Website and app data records
───

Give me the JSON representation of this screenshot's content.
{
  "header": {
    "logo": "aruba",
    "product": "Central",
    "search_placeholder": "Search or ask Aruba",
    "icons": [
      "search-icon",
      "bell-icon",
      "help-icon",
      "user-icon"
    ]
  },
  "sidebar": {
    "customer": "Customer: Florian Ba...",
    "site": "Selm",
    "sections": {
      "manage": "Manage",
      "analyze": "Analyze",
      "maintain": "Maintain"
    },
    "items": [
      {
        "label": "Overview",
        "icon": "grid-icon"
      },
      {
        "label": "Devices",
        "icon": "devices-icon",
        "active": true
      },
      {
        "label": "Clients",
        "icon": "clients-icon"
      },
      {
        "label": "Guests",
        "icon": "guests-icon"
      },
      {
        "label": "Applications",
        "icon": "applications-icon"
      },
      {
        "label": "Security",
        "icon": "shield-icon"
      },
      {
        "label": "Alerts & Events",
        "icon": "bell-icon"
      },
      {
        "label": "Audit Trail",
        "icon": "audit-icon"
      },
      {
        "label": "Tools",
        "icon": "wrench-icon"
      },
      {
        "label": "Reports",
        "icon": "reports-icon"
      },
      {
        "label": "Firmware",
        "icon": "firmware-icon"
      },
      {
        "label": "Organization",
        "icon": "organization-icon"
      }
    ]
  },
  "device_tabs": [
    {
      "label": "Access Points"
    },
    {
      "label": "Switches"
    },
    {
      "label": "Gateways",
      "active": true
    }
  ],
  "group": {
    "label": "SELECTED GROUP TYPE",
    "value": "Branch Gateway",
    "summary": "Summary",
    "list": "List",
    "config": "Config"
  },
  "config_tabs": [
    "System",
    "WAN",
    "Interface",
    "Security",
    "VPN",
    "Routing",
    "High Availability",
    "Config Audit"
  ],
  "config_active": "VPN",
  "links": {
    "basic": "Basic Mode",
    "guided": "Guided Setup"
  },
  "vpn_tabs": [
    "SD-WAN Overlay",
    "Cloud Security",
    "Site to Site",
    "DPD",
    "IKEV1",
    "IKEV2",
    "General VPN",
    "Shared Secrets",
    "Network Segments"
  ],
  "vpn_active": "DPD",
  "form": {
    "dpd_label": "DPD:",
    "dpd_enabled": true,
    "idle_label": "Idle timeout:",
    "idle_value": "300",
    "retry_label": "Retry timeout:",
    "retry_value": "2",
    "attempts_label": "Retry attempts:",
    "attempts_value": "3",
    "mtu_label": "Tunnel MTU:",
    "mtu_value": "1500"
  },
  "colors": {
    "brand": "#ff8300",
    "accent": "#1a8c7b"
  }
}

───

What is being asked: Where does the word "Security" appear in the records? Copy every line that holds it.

Exercise result:
        "label": "Security",
    "Security",
    "Cloud Security",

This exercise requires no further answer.